Work instructions = Go through the listing and copy each line with the string "выбрано".

Provided information =

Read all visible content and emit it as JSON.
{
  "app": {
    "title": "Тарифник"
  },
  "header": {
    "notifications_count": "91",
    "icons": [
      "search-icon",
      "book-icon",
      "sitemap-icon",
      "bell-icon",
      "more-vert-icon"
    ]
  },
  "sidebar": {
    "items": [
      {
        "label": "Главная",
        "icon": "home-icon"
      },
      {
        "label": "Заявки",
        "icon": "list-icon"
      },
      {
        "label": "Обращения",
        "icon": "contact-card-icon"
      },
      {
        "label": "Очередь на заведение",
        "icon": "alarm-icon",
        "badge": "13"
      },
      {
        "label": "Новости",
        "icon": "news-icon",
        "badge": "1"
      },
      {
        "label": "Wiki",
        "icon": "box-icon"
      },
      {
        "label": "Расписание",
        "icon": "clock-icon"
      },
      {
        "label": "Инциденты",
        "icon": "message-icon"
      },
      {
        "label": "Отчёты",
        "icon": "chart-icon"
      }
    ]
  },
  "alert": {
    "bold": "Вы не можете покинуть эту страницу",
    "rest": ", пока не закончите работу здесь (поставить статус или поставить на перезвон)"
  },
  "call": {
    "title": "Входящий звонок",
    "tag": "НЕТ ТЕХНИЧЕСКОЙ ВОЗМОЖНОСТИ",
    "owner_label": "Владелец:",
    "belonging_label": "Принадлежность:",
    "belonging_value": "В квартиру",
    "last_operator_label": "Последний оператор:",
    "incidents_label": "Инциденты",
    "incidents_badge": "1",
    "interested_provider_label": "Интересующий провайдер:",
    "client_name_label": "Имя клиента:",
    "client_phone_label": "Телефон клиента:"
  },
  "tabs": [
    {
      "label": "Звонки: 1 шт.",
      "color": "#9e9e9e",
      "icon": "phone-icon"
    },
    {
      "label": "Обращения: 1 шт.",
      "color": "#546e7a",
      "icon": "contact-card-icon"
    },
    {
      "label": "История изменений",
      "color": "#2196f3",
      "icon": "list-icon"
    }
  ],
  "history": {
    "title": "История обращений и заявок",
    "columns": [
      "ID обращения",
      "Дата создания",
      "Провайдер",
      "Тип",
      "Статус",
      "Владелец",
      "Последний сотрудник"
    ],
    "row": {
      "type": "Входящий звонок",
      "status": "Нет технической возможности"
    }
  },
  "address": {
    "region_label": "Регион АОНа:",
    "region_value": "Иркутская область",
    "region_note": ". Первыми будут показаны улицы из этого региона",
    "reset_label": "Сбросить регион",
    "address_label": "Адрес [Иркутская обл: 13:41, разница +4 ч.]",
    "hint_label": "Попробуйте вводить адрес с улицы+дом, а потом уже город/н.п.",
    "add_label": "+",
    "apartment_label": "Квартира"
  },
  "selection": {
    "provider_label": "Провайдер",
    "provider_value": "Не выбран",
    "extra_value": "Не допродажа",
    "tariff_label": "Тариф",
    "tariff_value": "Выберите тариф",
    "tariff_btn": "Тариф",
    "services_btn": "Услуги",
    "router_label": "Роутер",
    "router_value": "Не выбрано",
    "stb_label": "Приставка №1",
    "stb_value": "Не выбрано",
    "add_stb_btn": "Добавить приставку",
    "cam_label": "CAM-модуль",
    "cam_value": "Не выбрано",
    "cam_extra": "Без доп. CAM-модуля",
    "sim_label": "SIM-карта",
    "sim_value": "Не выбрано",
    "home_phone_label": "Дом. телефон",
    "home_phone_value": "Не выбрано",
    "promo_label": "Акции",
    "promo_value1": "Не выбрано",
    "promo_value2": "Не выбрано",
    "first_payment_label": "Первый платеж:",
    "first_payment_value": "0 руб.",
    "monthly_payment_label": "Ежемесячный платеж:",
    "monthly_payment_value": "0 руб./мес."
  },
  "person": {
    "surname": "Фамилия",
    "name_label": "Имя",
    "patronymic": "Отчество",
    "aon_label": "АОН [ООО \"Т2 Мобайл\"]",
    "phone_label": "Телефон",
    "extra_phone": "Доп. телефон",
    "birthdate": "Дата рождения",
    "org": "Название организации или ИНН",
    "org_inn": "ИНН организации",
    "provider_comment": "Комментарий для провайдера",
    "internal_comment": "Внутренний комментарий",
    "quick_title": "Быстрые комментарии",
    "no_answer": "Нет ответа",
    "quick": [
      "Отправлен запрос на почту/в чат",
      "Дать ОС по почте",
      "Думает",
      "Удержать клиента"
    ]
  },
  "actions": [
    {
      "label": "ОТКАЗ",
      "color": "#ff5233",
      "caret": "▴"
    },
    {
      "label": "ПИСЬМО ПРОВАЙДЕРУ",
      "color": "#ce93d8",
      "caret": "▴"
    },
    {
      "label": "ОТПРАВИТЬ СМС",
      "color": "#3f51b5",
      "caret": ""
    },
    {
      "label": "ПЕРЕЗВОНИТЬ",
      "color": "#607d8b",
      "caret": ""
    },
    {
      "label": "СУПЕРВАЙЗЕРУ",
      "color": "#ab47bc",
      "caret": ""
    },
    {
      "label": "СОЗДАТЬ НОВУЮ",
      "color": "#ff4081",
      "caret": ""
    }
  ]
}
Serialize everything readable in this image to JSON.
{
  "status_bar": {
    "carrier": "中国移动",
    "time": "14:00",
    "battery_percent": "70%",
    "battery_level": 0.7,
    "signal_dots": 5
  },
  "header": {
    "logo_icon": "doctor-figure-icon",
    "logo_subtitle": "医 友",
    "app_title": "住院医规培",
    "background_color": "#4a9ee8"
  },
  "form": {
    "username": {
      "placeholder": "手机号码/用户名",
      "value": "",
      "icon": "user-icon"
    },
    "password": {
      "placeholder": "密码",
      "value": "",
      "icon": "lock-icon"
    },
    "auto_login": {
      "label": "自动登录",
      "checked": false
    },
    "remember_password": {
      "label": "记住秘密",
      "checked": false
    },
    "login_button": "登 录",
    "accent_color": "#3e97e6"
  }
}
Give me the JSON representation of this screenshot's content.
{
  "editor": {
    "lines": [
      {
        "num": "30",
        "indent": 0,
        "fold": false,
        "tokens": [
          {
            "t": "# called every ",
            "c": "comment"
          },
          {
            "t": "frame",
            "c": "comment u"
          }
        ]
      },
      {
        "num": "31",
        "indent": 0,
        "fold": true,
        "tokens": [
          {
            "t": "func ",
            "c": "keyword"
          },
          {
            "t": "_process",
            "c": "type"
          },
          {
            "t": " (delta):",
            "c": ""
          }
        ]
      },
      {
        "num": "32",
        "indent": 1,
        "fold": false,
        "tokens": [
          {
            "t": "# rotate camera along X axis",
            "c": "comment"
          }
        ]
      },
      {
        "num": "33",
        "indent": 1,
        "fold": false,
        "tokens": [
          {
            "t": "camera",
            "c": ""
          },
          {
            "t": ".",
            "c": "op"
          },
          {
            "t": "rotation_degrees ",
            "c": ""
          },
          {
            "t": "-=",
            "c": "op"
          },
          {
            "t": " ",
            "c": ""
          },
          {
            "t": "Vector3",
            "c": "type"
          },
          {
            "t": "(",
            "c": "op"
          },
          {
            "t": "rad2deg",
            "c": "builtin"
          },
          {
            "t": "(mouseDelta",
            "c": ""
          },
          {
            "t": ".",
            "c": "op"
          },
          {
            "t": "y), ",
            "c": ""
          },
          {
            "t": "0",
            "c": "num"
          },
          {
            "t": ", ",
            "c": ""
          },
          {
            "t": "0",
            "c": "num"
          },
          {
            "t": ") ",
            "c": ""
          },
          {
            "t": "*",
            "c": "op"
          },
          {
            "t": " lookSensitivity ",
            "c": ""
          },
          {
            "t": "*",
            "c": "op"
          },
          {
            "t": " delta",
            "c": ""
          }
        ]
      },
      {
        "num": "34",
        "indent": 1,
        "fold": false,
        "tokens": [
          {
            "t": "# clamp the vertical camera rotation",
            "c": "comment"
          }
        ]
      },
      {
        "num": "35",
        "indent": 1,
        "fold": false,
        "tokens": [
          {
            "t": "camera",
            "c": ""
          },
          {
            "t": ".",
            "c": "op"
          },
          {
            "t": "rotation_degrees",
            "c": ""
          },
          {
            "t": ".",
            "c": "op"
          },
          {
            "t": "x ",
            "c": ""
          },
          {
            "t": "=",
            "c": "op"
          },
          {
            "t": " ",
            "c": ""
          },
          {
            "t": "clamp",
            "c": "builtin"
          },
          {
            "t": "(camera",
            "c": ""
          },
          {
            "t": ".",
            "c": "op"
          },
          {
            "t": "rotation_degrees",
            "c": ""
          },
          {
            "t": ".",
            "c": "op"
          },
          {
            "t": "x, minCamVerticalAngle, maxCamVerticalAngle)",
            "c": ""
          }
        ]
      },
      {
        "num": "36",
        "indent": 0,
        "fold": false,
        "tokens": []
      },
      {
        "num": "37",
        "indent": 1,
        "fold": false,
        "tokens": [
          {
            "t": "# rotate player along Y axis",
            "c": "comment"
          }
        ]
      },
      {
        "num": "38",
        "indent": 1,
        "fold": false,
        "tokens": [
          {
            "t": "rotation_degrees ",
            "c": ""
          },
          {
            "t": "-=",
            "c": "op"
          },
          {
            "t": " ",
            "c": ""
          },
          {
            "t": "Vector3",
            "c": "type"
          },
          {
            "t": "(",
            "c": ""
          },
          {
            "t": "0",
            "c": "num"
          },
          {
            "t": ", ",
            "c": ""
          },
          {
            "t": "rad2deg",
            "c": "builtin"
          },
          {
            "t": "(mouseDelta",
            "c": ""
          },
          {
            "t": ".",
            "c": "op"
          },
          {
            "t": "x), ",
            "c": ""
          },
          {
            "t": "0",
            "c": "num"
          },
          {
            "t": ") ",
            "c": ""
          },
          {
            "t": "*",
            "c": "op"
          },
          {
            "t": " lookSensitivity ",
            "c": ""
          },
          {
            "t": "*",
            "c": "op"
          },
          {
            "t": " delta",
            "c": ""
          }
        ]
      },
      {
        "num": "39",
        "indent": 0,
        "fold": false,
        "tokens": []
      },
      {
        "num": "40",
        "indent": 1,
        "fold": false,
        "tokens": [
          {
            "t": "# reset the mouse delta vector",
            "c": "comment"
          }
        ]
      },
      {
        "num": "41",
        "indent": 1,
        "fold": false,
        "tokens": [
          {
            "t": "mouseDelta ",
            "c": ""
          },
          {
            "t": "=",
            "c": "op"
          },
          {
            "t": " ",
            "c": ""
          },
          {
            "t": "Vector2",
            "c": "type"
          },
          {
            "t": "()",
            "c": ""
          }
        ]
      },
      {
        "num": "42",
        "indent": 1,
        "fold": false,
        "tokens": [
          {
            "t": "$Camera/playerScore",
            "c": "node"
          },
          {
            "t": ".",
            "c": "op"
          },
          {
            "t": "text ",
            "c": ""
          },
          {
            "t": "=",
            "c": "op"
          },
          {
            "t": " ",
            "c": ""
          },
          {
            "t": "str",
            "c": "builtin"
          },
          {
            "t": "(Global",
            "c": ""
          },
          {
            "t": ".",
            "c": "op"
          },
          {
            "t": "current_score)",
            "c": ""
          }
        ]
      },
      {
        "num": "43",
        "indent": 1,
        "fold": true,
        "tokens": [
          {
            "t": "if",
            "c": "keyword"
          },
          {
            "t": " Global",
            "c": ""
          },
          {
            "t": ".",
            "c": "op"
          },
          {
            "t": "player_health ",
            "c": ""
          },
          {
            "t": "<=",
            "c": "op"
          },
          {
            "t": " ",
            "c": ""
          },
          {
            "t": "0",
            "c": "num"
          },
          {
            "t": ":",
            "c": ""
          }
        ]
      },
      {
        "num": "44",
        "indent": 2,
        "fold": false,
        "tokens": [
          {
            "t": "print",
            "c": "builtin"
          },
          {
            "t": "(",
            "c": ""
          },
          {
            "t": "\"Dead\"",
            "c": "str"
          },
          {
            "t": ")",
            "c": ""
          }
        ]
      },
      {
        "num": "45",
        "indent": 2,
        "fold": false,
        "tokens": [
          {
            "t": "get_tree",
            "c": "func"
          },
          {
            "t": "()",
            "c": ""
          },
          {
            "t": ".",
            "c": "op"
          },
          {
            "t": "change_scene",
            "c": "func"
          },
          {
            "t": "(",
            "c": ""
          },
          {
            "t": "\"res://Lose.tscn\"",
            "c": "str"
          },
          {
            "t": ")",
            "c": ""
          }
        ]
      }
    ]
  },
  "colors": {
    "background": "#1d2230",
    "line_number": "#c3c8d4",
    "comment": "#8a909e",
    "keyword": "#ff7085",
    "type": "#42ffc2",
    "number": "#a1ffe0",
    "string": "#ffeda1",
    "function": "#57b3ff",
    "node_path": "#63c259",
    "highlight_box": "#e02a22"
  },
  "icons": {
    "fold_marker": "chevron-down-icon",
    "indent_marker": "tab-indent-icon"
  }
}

Result =
    "router_value": "Не выбрано",
    "stb_value": "Не выбрано",
    "cam_value": "Не выбрано",
    "sim_value": "Не выбрано",
    "home_phone_value": "Не выбрано",
    "promo_value1": "Не выбрано",
    "promo_value2": "Не выбрано",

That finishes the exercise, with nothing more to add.